(App and web page records)
· · · · · · ·

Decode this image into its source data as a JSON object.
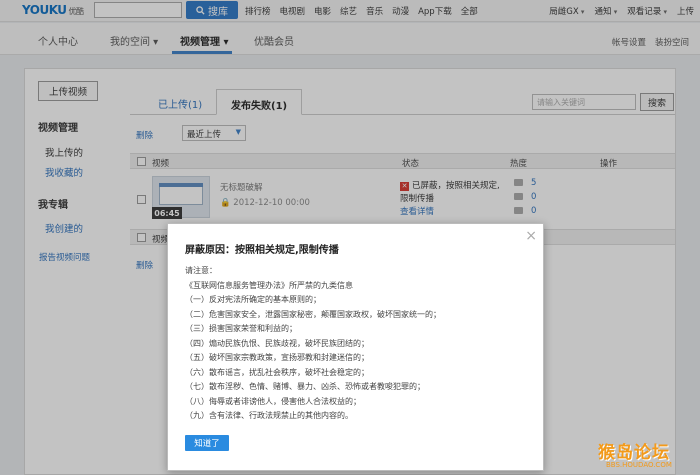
{
  "topbar": {
    "logo": "YOUKU",
    "logo_cn": "优酷",
    "search_button": "搜库",
    "nav": [
      "排行榜",
      "电视剧",
      "电影",
      "综艺",
      "音乐",
      "动漫",
      "App下载",
      "全部"
    ],
    "right": [
      "局雌GX",
      "通知",
      "观看记录",
      "上传"
    ]
  },
  "subnav": {
    "items": [
      "个人中心",
      "我的空间",
      "视频管理",
      "优酷会员"
    ],
    "right": [
      "帐号设置",
      "装扮空间"
    ]
  },
  "sidebar": {
    "upload_button": "上传视频",
    "section1": "视频管理",
    "section1_items": [
      "我上传的",
      "我收藏的"
    ],
    "section2": "我专辑",
    "section2_items": [
      "我创建的"
    ],
    "report": "报告视频问题"
  },
  "content": {
    "tabs": [
      "已上传(1)",
      "发布失败(1)"
    ],
    "keyword_placeholder": "请输入关键词",
    "search_button": "搜索",
    "delete_label": "删除",
    "sort_value": "最近上传",
    "columns": [
      "视频",
      "状态",
      "热度",
      "操作"
    ],
    "video": {
      "duration": "06:45",
      "title": "无标题破解",
      "date": "2012-12-10 00:00",
      "status_text": "已屏蔽，按照相关规定,限制传播",
      "status_link": "查看详情",
      "heat": [
        "5",
        "0",
        "0"
      ]
    },
    "row2_label": "视频"
  },
  "modal": {
    "title": "屏蔽原因：按照相关规定,限制传播",
    "close": "×",
    "lines": [
      "请注意：",
      "《互联网信息服务管理办法》所严禁的九类信息",
      "（一）反对宪法所确定的基本原则的；",
      "（二）危害国家安全，泄露国家秘密，颠覆国家政权，破坏国家统一的；",
      "（三）损害国家荣誉和利益的；",
      "（四）煽动民族仇恨、民族歧视，破坏民族团结的；",
      "（五）破坏国家宗教政策，宣扬邪教和封建迷信的；",
      "（六）散布谣言，扰乱社会秩序，破坏社会稳定的；",
      "（七）散布淫秽、色情、赌博、暴力、凶杀、恐怖或者教唆犯罪的；",
      "（八）侮辱或者诽谤他人，侵害他人合法权益的；",
      "（九）含有法律、行政法规禁止的其他内容的。"
    ],
    "ok_button": "知道了"
  },
  "watermark": {
    "text": "猴岛论坛",
    "url": "BBS.HOUDAO.COM"
  }
}
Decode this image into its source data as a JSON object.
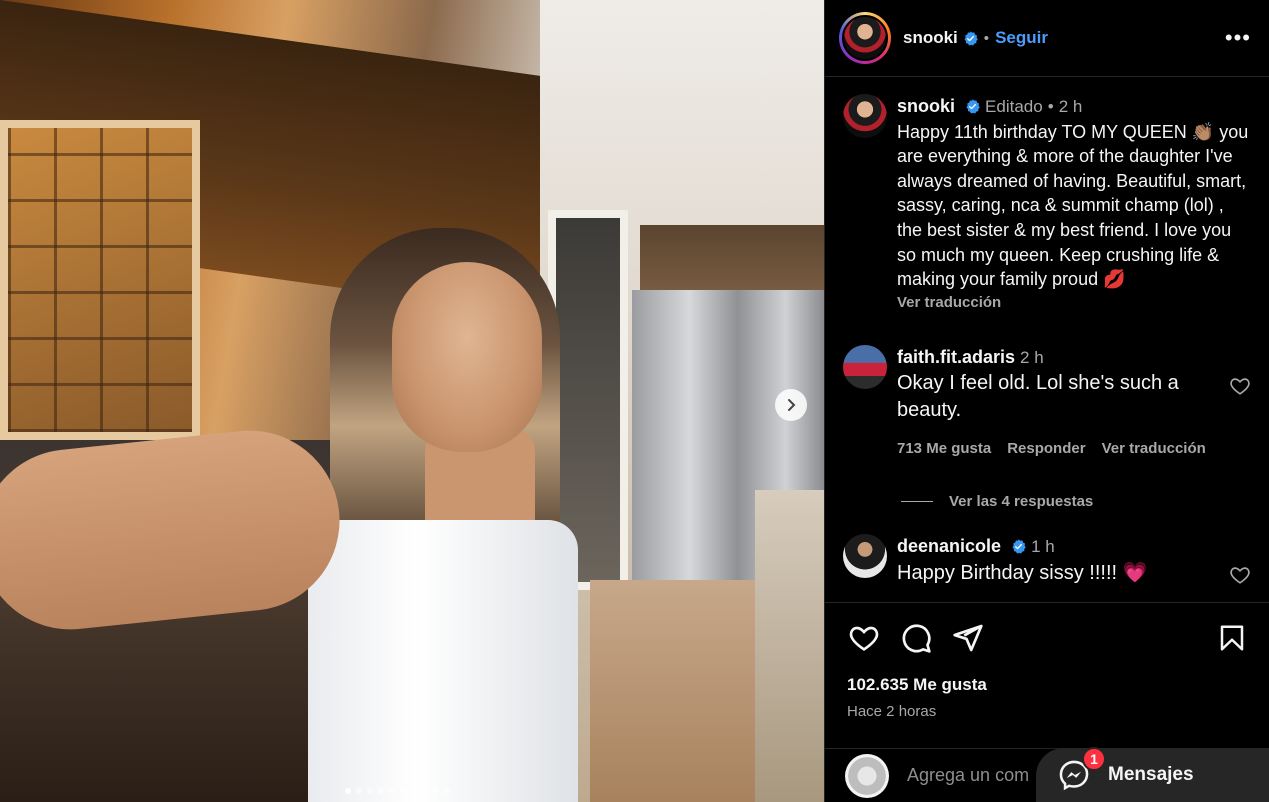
{
  "header": {
    "username": "snooki",
    "separator": "•",
    "follow_label": "Seguir",
    "more_label": "•••"
  },
  "caption": {
    "username": "snooki",
    "edited": "Editado",
    "separator": "•",
    "time": "2 h",
    "text": "Happy 11th birthday TO MY QUEEN 👏🏽 you are everything & more of the daughter I've always dreamed of having. Beautiful, smart, sassy, caring, nca & summit champ (lol) , the best sister & my best friend. I love you so much my queen. Keep crushing life & making your family proud 💋",
    "translate_label": "Ver traducción"
  },
  "comments": [
    {
      "username": "faith.fit.adaris",
      "time": "2 h",
      "text": "Okay I feel old. Lol she's such a beauty.",
      "likes_label": "713 Me gusta",
      "reply_label": "Responder",
      "translate_label": "Ver traducción",
      "replies_label": "Ver las 4 respuestas"
    },
    {
      "username": "deenanicole",
      "time": "1 h",
      "text": "Happy Birthday sissy !!!!! 💗"
    }
  ],
  "stats": {
    "likes": "102.635 Me gusta",
    "posted": "Hace 2 horas"
  },
  "comment_input": {
    "placeholder": "Agrega un com"
  },
  "messages": {
    "label": "Mensajes",
    "badge": "1"
  },
  "icons": {
    "verified": "verified-badge-icon",
    "like": "heart-icon",
    "comment": "comment-bubble-icon",
    "share": "paper-plane-icon",
    "save": "bookmark-icon",
    "next": "chevron-right-icon",
    "messenger": "messenger-icon"
  },
  "colors": {
    "accent_link": "#4a9dff",
    "verified": "#3897f0",
    "badge": "#ff3040",
    "background": "#000000"
  },
  "carousel": {
    "slide_count": 10,
    "active_index": 0
  }
}
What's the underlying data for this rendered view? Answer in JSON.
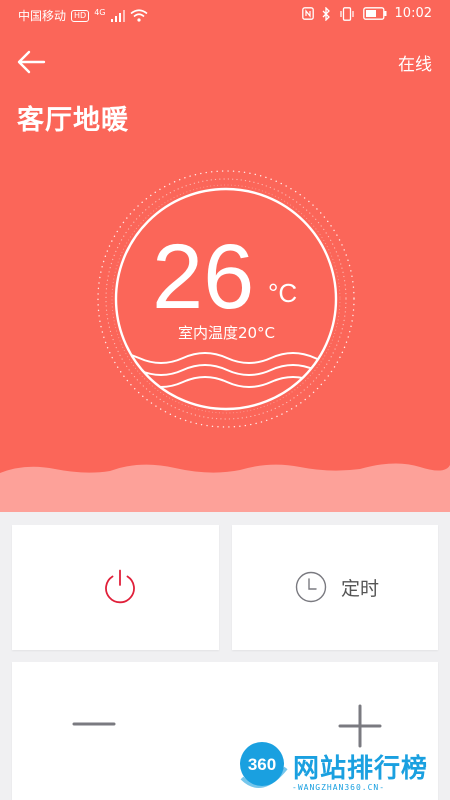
{
  "status_bar": {
    "carrier": "中国移动",
    "hd": "HD",
    "network": "4G",
    "time": "10:02",
    "icons": [
      "signal-icon",
      "wifi-icon",
      "nfc-icon",
      "bluetooth-icon",
      "vibrate-icon",
      "battery-icon"
    ]
  },
  "header": {
    "back_icon": "arrow-left-icon",
    "status": "在线",
    "title": "客厅地暖"
  },
  "thermostat": {
    "set_temperature": "26",
    "unit": "°C",
    "indoor_label": "室内温度20°C"
  },
  "controls": {
    "power_icon": "power-icon",
    "timer_icon": "clock-icon",
    "timer_label": "定时",
    "decrease_icon": "minus-icon",
    "increase_icon": "plus-icon"
  },
  "watermark": {
    "logo_number": "360",
    "text": "网站排行榜",
    "sub": "-WANGZHAN360.CN-"
  },
  "colors": {
    "primary": "#fb6659",
    "wave": "#fda199",
    "power": "#e0203a",
    "icon_gray": "#7a7a80",
    "watermark": "#1aa0e0"
  }
}
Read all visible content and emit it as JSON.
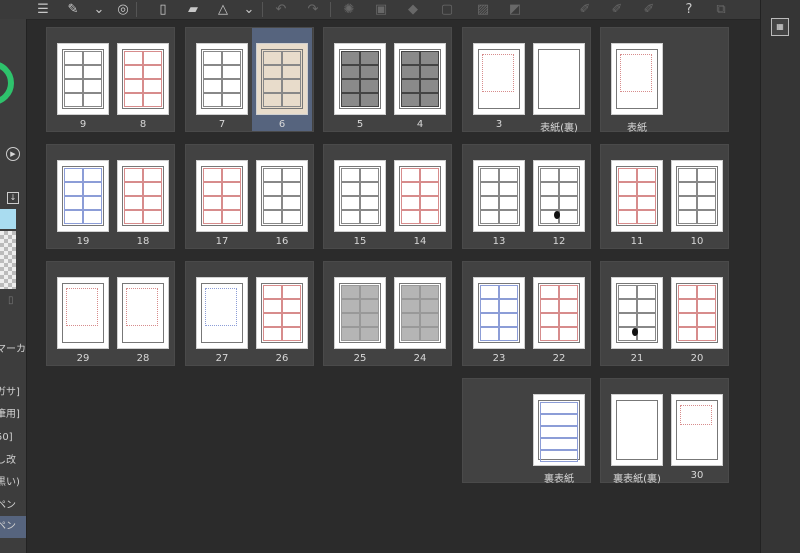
{
  "toolbar": {
    "icons": [
      "menu-icon",
      "brush-settings-icon",
      "chevron-down-icon",
      "spiral-icon",
      "new-page-icon",
      "open-folder-icon",
      "warning-save-icon",
      "chevron-down-icon",
      "undo-icon",
      "redo-icon",
      "sparkle-icon",
      "transform-icon",
      "fill-icon",
      "frame-icon",
      "slash-icon",
      "half-icon",
      "pen-icon",
      "pen-2-icon",
      "pen-3-icon",
      "help-icon",
      "preview-icon"
    ]
  },
  "left_panel": {
    "items": [
      "マーカ",
      "ガサ]",
      "筆用]",
      "50]",
      "し改",
      "黒い)",
      "ペン",
      "ペン"
    ]
  },
  "right_strip": {
    "icons": [
      "calendar-icon"
    ]
  },
  "spreads": [
    {
      "pages": [
        {
          "label": "9",
          "style": "comic"
        },
        {
          "label": "8",
          "style": "comic-red"
        }
      ]
    },
    {
      "pages": [
        {
          "label": "7",
          "style": "comic"
        },
        {
          "label": "6",
          "style": "comic-selected"
        }
      ],
      "selected_page": "6"
    },
    {
      "pages": [
        {
          "label": "5",
          "style": "comic-dark"
        },
        {
          "label": "4",
          "style": "comic-dark"
        }
      ]
    },
    {
      "pages": [
        {
          "label": "3",
          "style": "sketch"
        },
        {
          "label": "表紙(裏)",
          "style": "blank"
        }
      ]
    },
    {
      "pages": [
        {
          "label": "表紙",
          "style": "cover"
        }
      ]
    },
    {
      "pages": [
        {
          "label": "19",
          "style": "comic-blue"
        },
        {
          "label": "18",
          "style": "comic-red"
        }
      ]
    },
    {
      "pages": [
        {
          "label": "17",
          "style": "comic-red"
        },
        {
          "label": "16",
          "style": "comic"
        }
      ]
    },
    {
      "pages": [
        {
          "label": "15",
          "style": "comic"
        },
        {
          "label": "14",
          "style": "comic-red"
        }
      ]
    },
    {
      "pages": [
        {
          "label": "13",
          "style": "comic"
        },
        {
          "label": "12",
          "style": "comic-blob"
        }
      ]
    },
    {
      "pages": [
        {
          "label": "11",
          "style": "comic-red"
        },
        {
          "label": "10",
          "style": "comic"
        }
      ]
    },
    {
      "pages": [
        {
          "label": "29",
          "style": "sketch-red"
        },
        {
          "label": "28",
          "style": "sketch-red"
        }
      ]
    },
    {
      "pages": [
        {
          "label": "27",
          "style": "sketch-blue"
        },
        {
          "label": "26",
          "style": "comic-red"
        }
      ]
    },
    {
      "pages": [
        {
          "label": "25",
          "style": "comic-grey"
        },
        {
          "label": "24",
          "style": "comic-grey"
        }
      ]
    },
    {
      "pages": [
        {
          "label": "23",
          "style": "comic-blue"
        },
        {
          "label": "22",
          "style": "comic-red"
        }
      ]
    },
    {
      "pages": [
        {
          "label": "21",
          "style": "comic-blob"
        },
        {
          "label": "20",
          "style": "comic-red"
        }
      ]
    },
    {
      "pages": [
        {
          "label": "裏表紙",
          "style": "back-cover"
        }
      ]
    },
    {
      "pages": [
        {
          "label": "裏表紙(裏)",
          "style": "blank"
        },
        {
          "label": "30",
          "style": "handwriting"
        }
      ]
    }
  ]
}
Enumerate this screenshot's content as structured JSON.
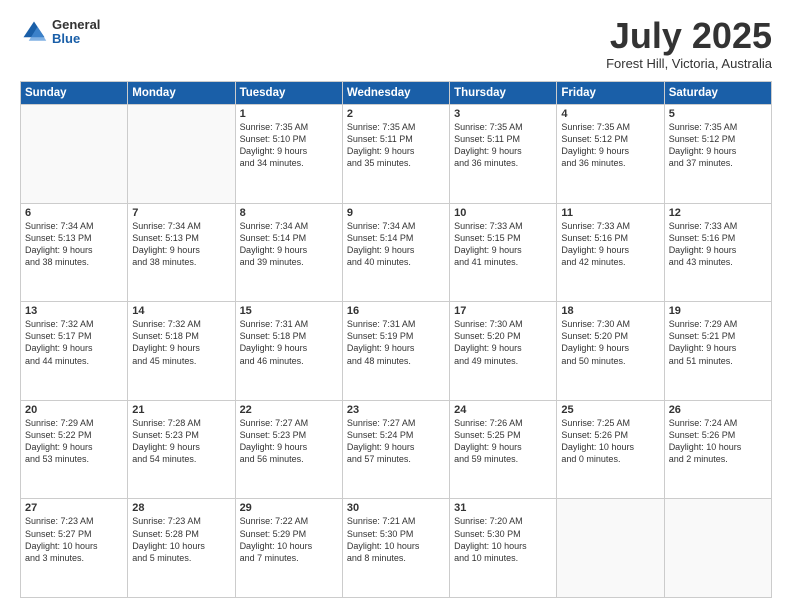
{
  "header": {
    "logo_general": "General",
    "logo_blue": "Blue",
    "month_title": "July 2025",
    "location": "Forest Hill, Victoria, Australia"
  },
  "days_of_week": [
    "Sunday",
    "Monday",
    "Tuesday",
    "Wednesday",
    "Thursday",
    "Friday",
    "Saturday"
  ],
  "weeks": [
    [
      {
        "num": "",
        "info": ""
      },
      {
        "num": "",
        "info": ""
      },
      {
        "num": "1",
        "info": "Sunrise: 7:35 AM\nSunset: 5:10 PM\nDaylight: 9 hours\nand 34 minutes."
      },
      {
        "num": "2",
        "info": "Sunrise: 7:35 AM\nSunset: 5:11 PM\nDaylight: 9 hours\nand 35 minutes."
      },
      {
        "num": "3",
        "info": "Sunrise: 7:35 AM\nSunset: 5:11 PM\nDaylight: 9 hours\nand 36 minutes."
      },
      {
        "num": "4",
        "info": "Sunrise: 7:35 AM\nSunset: 5:12 PM\nDaylight: 9 hours\nand 36 minutes."
      },
      {
        "num": "5",
        "info": "Sunrise: 7:35 AM\nSunset: 5:12 PM\nDaylight: 9 hours\nand 37 minutes."
      }
    ],
    [
      {
        "num": "6",
        "info": "Sunrise: 7:34 AM\nSunset: 5:13 PM\nDaylight: 9 hours\nand 38 minutes."
      },
      {
        "num": "7",
        "info": "Sunrise: 7:34 AM\nSunset: 5:13 PM\nDaylight: 9 hours\nand 38 minutes."
      },
      {
        "num": "8",
        "info": "Sunrise: 7:34 AM\nSunset: 5:14 PM\nDaylight: 9 hours\nand 39 minutes."
      },
      {
        "num": "9",
        "info": "Sunrise: 7:34 AM\nSunset: 5:14 PM\nDaylight: 9 hours\nand 40 minutes."
      },
      {
        "num": "10",
        "info": "Sunrise: 7:33 AM\nSunset: 5:15 PM\nDaylight: 9 hours\nand 41 minutes."
      },
      {
        "num": "11",
        "info": "Sunrise: 7:33 AM\nSunset: 5:16 PM\nDaylight: 9 hours\nand 42 minutes."
      },
      {
        "num": "12",
        "info": "Sunrise: 7:33 AM\nSunset: 5:16 PM\nDaylight: 9 hours\nand 43 minutes."
      }
    ],
    [
      {
        "num": "13",
        "info": "Sunrise: 7:32 AM\nSunset: 5:17 PM\nDaylight: 9 hours\nand 44 minutes."
      },
      {
        "num": "14",
        "info": "Sunrise: 7:32 AM\nSunset: 5:18 PM\nDaylight: 9 hours\nand 45 minutes."
      },
      {
        "num": "15",
        "info": "Sunrise: 7:31 AM\nSunset: 5:18 PM\nDaylight: 9 hours\nand 46 minutes."
      },
      {
        "num": "16",
        "info": "Sunrise: 7:31 AM\nSunset: 5:19 PM\nDaylight: 9 hours\nand 48 minutes."
      },
      {
        "num": "17",
        "info": "Sunrise: 7:30 AM\nSunset: 5:20 PM\nDaylight: 9 hours\nand 49 minutes."
      },
      {
        "num": "18",
        "info": "Sunrise: 7:30 AM\nSunset: 5:20 PM\nDaylight: 9 hours\nand 50 minutes."
      },
      {
        "num": "19",
        "info": "Sunrise: 7:29 AM\nSunset: 5:21 PM\nDaylight: 9 hours\nand 51 minutes."
      }
    ],
    [
      {
        "num": "20",
        "info": "Sunrise: 7:29 AM\nSunset: 5:22 PM\nDaylight: 9 hours\nand 53 minutes."
      },
      {
        "num": "21",
        "info": "Sunrise: 7:28 AM\nSunset: 5:23 PM\nDaylight: 9 hours\nand 54 minutes."
      },
      {
        "num": "22",
        "info": "Sunrise: 7:27 AM\nSunset: 5:23 PM\nDaylight: 9 hours\nand 56 minutes."
      },
      {
        "num": "23",
        "info": "Sunrise: 7:27 AM\nSunset: 5:24 PM\nDaylight: 9 hours\nand 57 minutes."
      },
      {
        "num": "24",
        "info": "Sunrise: 7:26 AM\nSunset: 5:25 PM\nDaylight: 9 hours\nand 59 minutes."
      },
      {
        "num": "25",
        "info": "Sunrise: 7:25 AM\nSunset: 5:26 PM\nDaylight: 10 hours\nand 0 minutes."
      },
      {
        "num": "26",
        "info": "Sunrise: 7:24 AM\nSunset: 5:26 PM\nDaylight: 10 hours\nand 2 minutes."
      }
    ],
    [
      {
        "num": "27",
        "info": "Sunrise: 7:23 AM\nSunset: 5:27 PM\nDaylight: 10 hours\nand 3 minutes."
      },
      {
        "num": "28",
        "info": "Sunrise: 7:23 AM\nSunset: 5:28 PM\nDaylight: 10 hours\nand 5 minutes."
      },
      {
        "num": "29",
        "info": "Sunrise: 7:22 AM\nSunset: 5:29 PM\nDaylight: 10 hours\nand 7 minutes."
      },
      {
        "num": "30",
        "info": "Sunrise: 7:21 AM\nSunset: 5:30 PM\nDaylight: 10 hours\nand 8 minutes."
      },
      {
        "num": "31",
        "info": "Sunrise: 7:20 AM\nSunset: 5:30 PM\nDaylight: 10 hours\nand 10 minutes."
      },
      {
        "num": "",
        "info": ""
      },
      {
        "num": "",
        "info": ""
      }
    ]
  ]
}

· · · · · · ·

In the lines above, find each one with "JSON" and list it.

• Result
Decode this image into its source data as a JSON object.
Decode this image into its source data as a JSON object.
What's the underlying data for this rendered view? Answer in JSON.
Read all visible content and emit it as JSON.
Enumerate this screenshot's content as structured JSON.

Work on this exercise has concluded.